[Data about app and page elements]
====================

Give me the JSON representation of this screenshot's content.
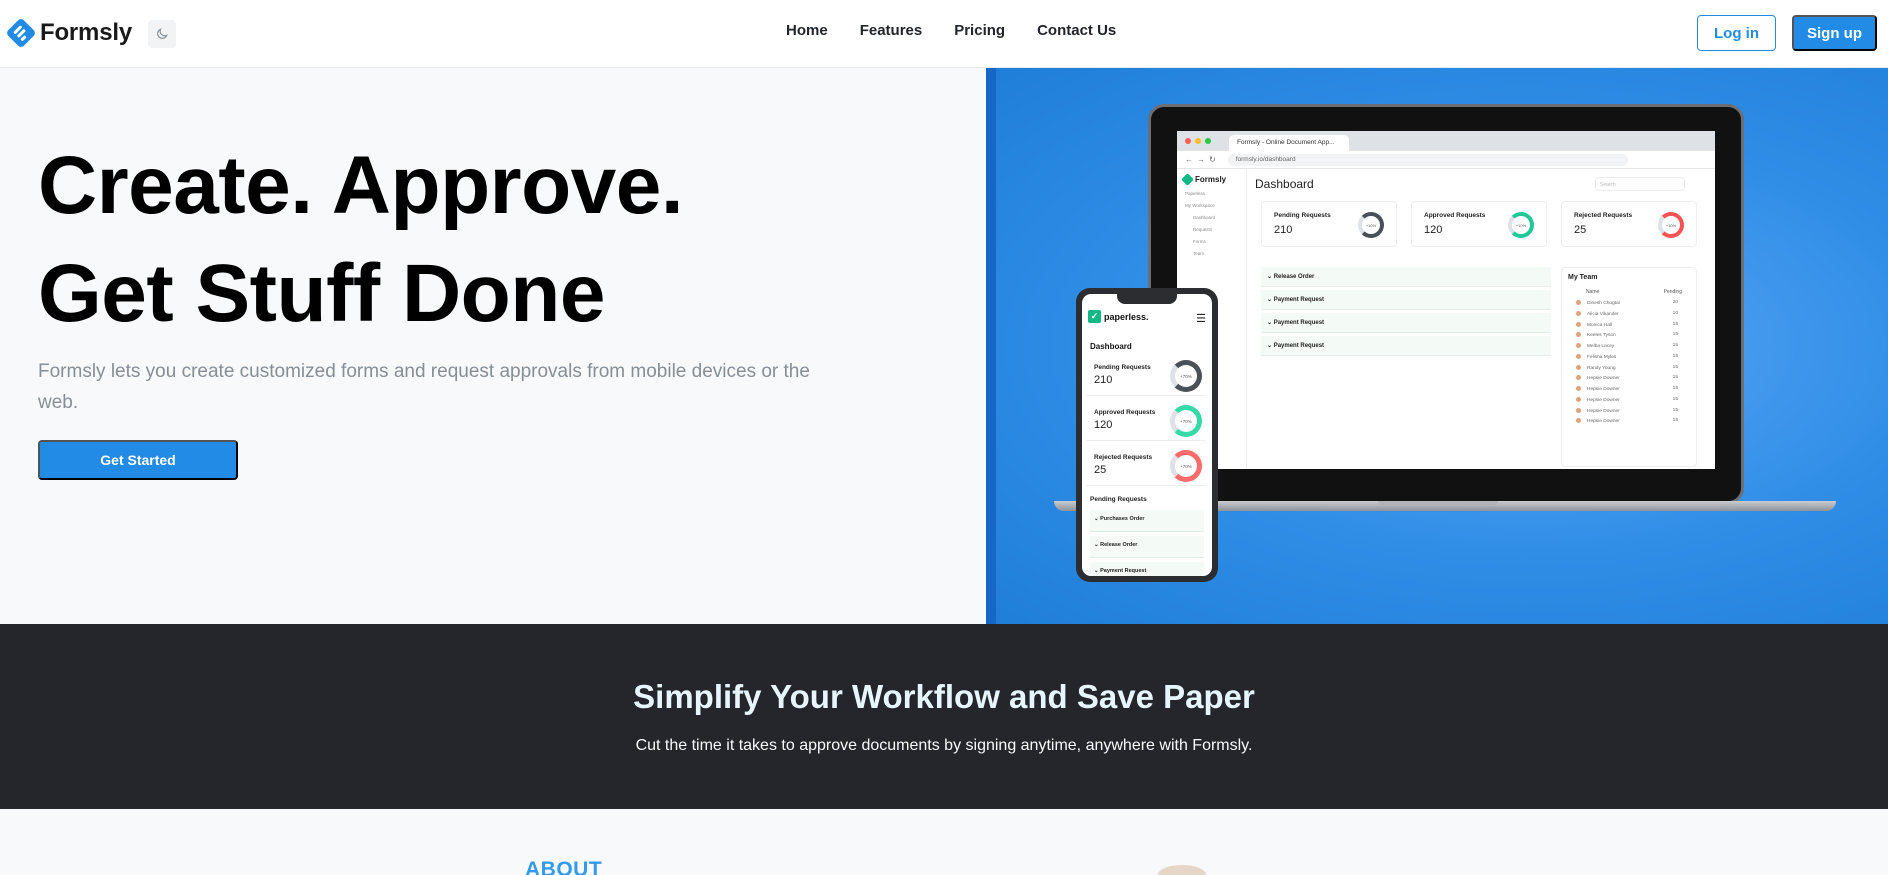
{
  "navbar": {
    "brand": "Formsly",
    "links": [
      "Home",
      "Features",
      "Pricing",
      "Contact Us"
    ],
    "login_label": "Log in",
    "signup_label": "Sign up",
    "theme_icon": "moon-icon"
  },
  "hero": {
    "title_line1": "Create. Approve.",
    "title_line2": "Get Stuff Done",
    "description": "Formsly lets you create customized forms and request approvals from mobile devices or the web.",
    "cta_label": "Get Started"
  },
  "laptop_mockup": {
    "tab_title": "Formsly - Online Document App...",
    "url": "formsly.io/dashboard",
    "sidebar_brand": "Formsly",
    "sidebar_items": [
      "Paperless",
      "My Workspace",
      "Dashboard",
      "Requests",
      "Forms",
      "Team"
    ],
    "page_title": "Dashboard",
    "search_placeholder": "Search",
    "stats": [
      {
        "label": "Pending Requests",
        "value": "210",
        "pct": "+10%",
        "color": "#495057"
      },
      {
        "label": "Approved Requests",
        "value": "120",
        "pct": "+10%",
        "color": "#20c997"
      },
      {
        "label": "Rejected Requests",
        "value": "25",
        "pct": "+10%",
        "color": "#fa5252"
      }
    ],
    "requests": [
      "Release Order",
      "Payment Request",
      "Payment Request",
      "Payment Request"
    ],
    "team": {
      "title": "My Team",
      "col_name": "Name",
      "col_pending": "Pending",
      "rows": [
        {
          "name": "Dinesh Chugtai",
          "pending": "20"
        },
        {
          "name": "Alicia Vikander",
          "pending": "10"
        },
        {
          "name": "Monica Hall",
          "pending": "15"
        },
        {
          "name": "Keeles Tyson",
          "pending": "15"
        },
        {
          "name": "Melba Lacey",
          "pending": "15"
        },
        {
          "name": "Felisha Myles",
          "pending": "15"
        },
        {
          "name": "Randy Young",
          "pending": "15"
        },
        {
          "name": "Hepsie Downer",
          "pending": "15"
        },
        {
          "name": "Hepsie Downer",
          "pending": "15"
        },
        {
          "name": "Hepsie Downer",
          "pending": "15"
        },
        {
          "name": "Hepsie Downer",
          "pending": "15"
        },
        {
          "name": "Hepsie Downer",
          "pending": "15"
        }
      ]
    }
  },
  "phone_mockup": {
    "brand": "paperless.",
    "page_title": "Dashboard",
    "stats": [
      {
        "label": "Pending Requests",
        "value": "210",
        "pct": "+70%",
        "color": "#495057"
      },
      {
        "label": "Approved Requests",
        "value": "120",
        "pct": "+70%",
        "color": "#38d9a9"
      },
      {
        "label": "Rejected Requests",
        "value": "25",
        "pct": "+70%",
        "color": "#ff6b6b"
      }
    ],
    "pending_title": "Pending Requests",
    "requests": [
      "Purchases Order",
      "Release Order",
      "Payment Request"
    ]
  },
  "band": {
    "title": "Simplify Your Workflow and Save Paper",
    "subtitle": "Cut the time it takes to approve documents by signing anytime, anywhere with Formsly."
  },
  "about": {
    "label": "ABOUT"
  },
  "colors": {
    "primary": "#228be6",
    "dark_band": "#25262b",
    "hero_bg": "#f8f9fa"
  }
}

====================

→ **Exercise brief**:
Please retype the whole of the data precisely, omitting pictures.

→ **Answer space**:
Give me the JSON representation of this screenshot's content.
{
  "navbar": {
    "brand": "Formsly",
    "links": [
      "Home",
      "Features",
      "Pricing",
      "Contact Us"
    ],
    "login_label": "Log in",
    "signup_label": "Sign up",
    "theme_icon": "moon-icon"
  },
  "hero": {
    "title_line1": "Create. Approve.",
    "title_line2": "Get Stuff Done",
    "description": "Formsly lets you create customized forms and request approvals from mobile devices or the web.",
    "cta_label": "Get Started"
  },
  "laptop_mockup": {
    "tab_title": "Formsly - Online Document App...",
    "url": "formsly.io/dashboard",
    "sidebar_brand": "Formsly",
    "sidebar_items": [
      "Paperless",
      "My Workspace",
      "Dashboard",
      "Requests",
      "Forms",
      "Team"
    ],
    "page_title": "Dashboard",
    "search_placeholder": "Search",
    "stats": [
      {
        "label": "Pending Requests",
        "value": "210",
        "pct": "+10%",
        "color": "#495057"
      },
      {
        "label": "Approved Requests",
        "value": "120",
        "pct": "+10%",
        "color": "#20c997"
      },
      {
        "label": "Rejected Requests",
        "value": "25",
        "pct": "+10%",
        "color": "#fa5252"
      }
    ],
    "requests": [
      "Release Order",
      "Payment Request",
      "Payment Request",
      "Payment Request"
    ],
    "team": {
      "title": "My Team",
      "col_name": "Name",
      "col_pending": "Pending",
      "rows": [
        {
          "name": "Dinesh Chugtai",
          "pending": "20"
        },
        {
          "name": "Alicia Vikander",
          "pending": "10"
        },
        {
          "name": "Monica Hall",
          "pending": "15"
        },
        {
          "name": "Keeles Tyson",
          "pending": "15"
        },
        {
          "name": "Melba Lacey",
          "pending": "15"
        },
        {
          "name": "Felisha Myles",
          "pending": "15"
        },
        {
          "name": "Randy Young",
          "pending": "15"
        },
        {
          "name": "Hepsie Downer",
          "pending": "15"
        },
        {
          "name": "Hepsie Downer",
          "pending": "15"
        },
        {
          "name": "Hepsie Downer",
          "pending": "15"
        },
        {
          "name": "Hepsie Downer",
          "pending": "15"
        },
        {
          "name": "Hepsie Downer",
          "pending": "15"
        }
      ]
    }
  },
  "phone_mockup": {
    "brand": "paperless.",
    "page_title": "Dashboard",
    "stats": [
      {
        "label": "Pending Requests",
        "value": "210",
        "pct": "+70%",
        "color": "#495057"
      },
      {
        "label": "Approved Requests",
        "value": "120",
        "pct": "+70%",
        "color": "#38d9a9"
      },
      {
        "label": "Rejected Requests",
        "value": "25",
        "pct": "+70%",
        "color": "#ff6b6b"
      }
    ],
    "pending_title": "Pending Requests",
    "requests": [
      "Purchases Order",
      "Release Order",
      "Payment Request"
    ]
  },
  "band": {
    "title": "Simplify Your Workflow and Save Paper",
    "subtitle": "Cut the time it takes to approve documents by signing anytime, anywhere with Formsly."
  },
  "about": {
    "label": "ABOUT"
  },
  "colors": {
    "primary": "#228be6",
    "dark_band": "#25262b",
    "hero_bg": "#f8f9fa"
  }
}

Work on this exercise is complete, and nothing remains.